> Dataset records:
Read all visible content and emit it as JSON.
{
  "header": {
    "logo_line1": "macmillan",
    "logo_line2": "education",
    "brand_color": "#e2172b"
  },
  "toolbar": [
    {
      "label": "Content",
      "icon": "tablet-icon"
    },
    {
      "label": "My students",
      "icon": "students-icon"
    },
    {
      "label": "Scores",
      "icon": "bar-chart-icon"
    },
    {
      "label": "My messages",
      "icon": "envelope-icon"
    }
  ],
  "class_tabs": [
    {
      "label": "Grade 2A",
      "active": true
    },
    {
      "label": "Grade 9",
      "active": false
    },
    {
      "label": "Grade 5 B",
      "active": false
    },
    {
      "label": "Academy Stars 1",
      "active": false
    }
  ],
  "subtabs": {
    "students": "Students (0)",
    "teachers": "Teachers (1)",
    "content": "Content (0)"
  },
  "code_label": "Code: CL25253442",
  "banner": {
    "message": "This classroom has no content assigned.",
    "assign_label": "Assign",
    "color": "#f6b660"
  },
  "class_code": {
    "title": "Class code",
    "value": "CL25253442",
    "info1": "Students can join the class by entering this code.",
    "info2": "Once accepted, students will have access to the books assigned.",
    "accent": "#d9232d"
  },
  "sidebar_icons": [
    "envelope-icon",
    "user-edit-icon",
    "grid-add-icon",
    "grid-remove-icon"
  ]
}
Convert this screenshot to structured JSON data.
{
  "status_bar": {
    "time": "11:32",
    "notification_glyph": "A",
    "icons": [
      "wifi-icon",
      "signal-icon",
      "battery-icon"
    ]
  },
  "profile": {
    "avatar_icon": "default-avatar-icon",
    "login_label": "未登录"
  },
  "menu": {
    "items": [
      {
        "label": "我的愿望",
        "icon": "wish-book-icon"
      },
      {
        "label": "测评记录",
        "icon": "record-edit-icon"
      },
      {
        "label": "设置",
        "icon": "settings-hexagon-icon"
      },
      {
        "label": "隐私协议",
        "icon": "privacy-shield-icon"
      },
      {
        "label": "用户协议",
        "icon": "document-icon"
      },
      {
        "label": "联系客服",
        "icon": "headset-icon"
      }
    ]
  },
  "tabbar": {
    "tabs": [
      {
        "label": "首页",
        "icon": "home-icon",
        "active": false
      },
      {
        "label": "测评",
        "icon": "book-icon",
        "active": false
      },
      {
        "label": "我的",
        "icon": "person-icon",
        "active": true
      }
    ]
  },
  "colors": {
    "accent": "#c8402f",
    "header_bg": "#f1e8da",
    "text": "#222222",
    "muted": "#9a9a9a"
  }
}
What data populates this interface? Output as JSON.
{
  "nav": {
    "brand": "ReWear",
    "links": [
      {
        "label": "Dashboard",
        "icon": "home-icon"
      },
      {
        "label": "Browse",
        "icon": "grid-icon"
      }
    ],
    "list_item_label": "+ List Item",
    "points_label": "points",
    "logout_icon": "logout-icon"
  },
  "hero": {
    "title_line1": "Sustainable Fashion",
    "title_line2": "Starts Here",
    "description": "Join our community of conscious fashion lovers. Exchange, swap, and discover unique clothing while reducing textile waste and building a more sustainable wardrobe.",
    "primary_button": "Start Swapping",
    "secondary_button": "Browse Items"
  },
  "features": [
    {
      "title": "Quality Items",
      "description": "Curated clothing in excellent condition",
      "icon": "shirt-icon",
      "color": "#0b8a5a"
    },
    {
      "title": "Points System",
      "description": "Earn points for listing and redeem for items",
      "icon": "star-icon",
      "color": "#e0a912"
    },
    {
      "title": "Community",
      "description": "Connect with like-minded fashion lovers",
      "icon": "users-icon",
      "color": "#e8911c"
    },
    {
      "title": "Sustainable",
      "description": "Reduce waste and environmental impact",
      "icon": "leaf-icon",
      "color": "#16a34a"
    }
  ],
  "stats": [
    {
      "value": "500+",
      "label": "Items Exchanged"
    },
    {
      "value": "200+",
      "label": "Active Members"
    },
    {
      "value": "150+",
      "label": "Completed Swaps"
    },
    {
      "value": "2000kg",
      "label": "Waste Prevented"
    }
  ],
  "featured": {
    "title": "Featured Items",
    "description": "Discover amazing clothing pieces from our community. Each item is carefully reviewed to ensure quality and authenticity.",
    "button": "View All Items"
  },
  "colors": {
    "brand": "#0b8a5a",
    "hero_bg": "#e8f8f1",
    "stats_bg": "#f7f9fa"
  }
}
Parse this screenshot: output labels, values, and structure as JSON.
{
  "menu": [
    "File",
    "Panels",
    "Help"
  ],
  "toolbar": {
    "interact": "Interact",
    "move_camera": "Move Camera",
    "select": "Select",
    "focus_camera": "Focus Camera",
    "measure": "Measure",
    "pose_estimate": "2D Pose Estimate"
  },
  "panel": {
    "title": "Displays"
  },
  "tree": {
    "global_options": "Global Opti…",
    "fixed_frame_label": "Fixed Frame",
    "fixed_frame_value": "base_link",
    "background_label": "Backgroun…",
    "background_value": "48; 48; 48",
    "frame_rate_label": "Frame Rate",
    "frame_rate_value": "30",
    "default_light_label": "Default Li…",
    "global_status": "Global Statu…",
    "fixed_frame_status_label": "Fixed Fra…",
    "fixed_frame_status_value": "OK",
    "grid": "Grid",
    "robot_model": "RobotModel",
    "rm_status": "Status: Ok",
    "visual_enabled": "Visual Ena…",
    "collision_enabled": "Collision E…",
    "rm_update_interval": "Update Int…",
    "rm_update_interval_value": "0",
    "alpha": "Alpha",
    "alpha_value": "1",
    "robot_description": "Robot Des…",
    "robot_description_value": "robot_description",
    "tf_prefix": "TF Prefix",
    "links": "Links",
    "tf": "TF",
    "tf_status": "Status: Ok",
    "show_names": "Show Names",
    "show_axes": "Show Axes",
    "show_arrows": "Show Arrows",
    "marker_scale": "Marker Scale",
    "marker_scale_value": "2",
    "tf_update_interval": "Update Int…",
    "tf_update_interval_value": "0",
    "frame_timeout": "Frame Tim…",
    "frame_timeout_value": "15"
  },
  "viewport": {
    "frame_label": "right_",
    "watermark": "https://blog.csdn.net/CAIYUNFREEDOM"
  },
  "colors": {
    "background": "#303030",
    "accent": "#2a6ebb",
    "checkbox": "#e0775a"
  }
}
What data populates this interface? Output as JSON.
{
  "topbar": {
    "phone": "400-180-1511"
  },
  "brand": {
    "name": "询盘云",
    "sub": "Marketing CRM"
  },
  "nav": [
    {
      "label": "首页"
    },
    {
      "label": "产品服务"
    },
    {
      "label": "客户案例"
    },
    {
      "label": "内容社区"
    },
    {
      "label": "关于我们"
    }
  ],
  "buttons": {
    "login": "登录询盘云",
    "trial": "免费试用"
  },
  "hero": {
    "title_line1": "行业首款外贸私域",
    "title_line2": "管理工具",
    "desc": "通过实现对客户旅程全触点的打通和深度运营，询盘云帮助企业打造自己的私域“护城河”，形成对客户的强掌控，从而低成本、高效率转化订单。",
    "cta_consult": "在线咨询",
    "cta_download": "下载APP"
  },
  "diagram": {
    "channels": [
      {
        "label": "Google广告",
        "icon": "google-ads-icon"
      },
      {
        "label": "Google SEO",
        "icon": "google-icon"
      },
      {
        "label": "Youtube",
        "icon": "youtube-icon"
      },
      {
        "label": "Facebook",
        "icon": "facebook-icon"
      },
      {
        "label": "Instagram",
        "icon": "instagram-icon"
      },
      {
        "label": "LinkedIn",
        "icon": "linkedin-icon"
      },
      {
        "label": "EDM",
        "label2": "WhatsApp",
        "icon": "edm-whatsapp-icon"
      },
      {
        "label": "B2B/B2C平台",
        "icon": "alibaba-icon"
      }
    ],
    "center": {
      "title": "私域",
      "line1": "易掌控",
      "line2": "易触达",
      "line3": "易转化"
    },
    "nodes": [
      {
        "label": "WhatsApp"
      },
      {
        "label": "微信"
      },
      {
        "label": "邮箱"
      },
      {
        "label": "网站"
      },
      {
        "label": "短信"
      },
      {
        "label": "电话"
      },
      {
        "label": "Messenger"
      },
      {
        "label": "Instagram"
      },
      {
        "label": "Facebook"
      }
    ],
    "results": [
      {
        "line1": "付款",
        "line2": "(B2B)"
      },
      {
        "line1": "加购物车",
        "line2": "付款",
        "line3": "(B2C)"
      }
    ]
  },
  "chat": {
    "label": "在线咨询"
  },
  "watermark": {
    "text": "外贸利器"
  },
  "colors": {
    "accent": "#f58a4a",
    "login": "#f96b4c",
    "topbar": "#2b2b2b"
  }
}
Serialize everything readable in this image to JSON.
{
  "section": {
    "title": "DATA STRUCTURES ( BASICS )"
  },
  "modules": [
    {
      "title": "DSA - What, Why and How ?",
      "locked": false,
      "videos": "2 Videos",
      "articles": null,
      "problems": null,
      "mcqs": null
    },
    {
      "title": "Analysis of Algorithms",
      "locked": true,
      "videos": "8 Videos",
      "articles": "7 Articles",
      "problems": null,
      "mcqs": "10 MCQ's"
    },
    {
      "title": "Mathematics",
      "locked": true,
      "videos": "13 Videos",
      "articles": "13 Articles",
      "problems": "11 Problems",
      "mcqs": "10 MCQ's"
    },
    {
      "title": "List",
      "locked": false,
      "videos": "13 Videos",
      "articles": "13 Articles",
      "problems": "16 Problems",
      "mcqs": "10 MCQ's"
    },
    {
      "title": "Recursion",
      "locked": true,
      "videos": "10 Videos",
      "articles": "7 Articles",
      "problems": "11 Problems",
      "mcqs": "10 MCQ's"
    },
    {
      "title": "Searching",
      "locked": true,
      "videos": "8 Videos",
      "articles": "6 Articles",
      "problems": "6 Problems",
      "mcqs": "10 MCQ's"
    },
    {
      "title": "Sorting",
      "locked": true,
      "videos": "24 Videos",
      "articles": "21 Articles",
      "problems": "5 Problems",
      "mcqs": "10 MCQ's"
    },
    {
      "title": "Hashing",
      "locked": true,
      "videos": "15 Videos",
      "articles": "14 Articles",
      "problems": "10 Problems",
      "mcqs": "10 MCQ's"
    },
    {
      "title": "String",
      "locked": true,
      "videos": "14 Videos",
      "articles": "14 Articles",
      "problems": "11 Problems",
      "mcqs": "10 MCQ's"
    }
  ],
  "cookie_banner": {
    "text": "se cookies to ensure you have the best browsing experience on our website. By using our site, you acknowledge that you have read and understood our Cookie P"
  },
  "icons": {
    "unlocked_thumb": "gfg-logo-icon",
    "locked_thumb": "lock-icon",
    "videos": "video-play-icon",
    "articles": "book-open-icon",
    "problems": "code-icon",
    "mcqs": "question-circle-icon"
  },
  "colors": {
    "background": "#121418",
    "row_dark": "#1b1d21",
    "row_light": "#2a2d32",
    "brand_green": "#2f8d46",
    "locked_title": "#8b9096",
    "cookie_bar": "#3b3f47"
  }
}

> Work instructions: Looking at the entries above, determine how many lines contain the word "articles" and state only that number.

> Response area: 10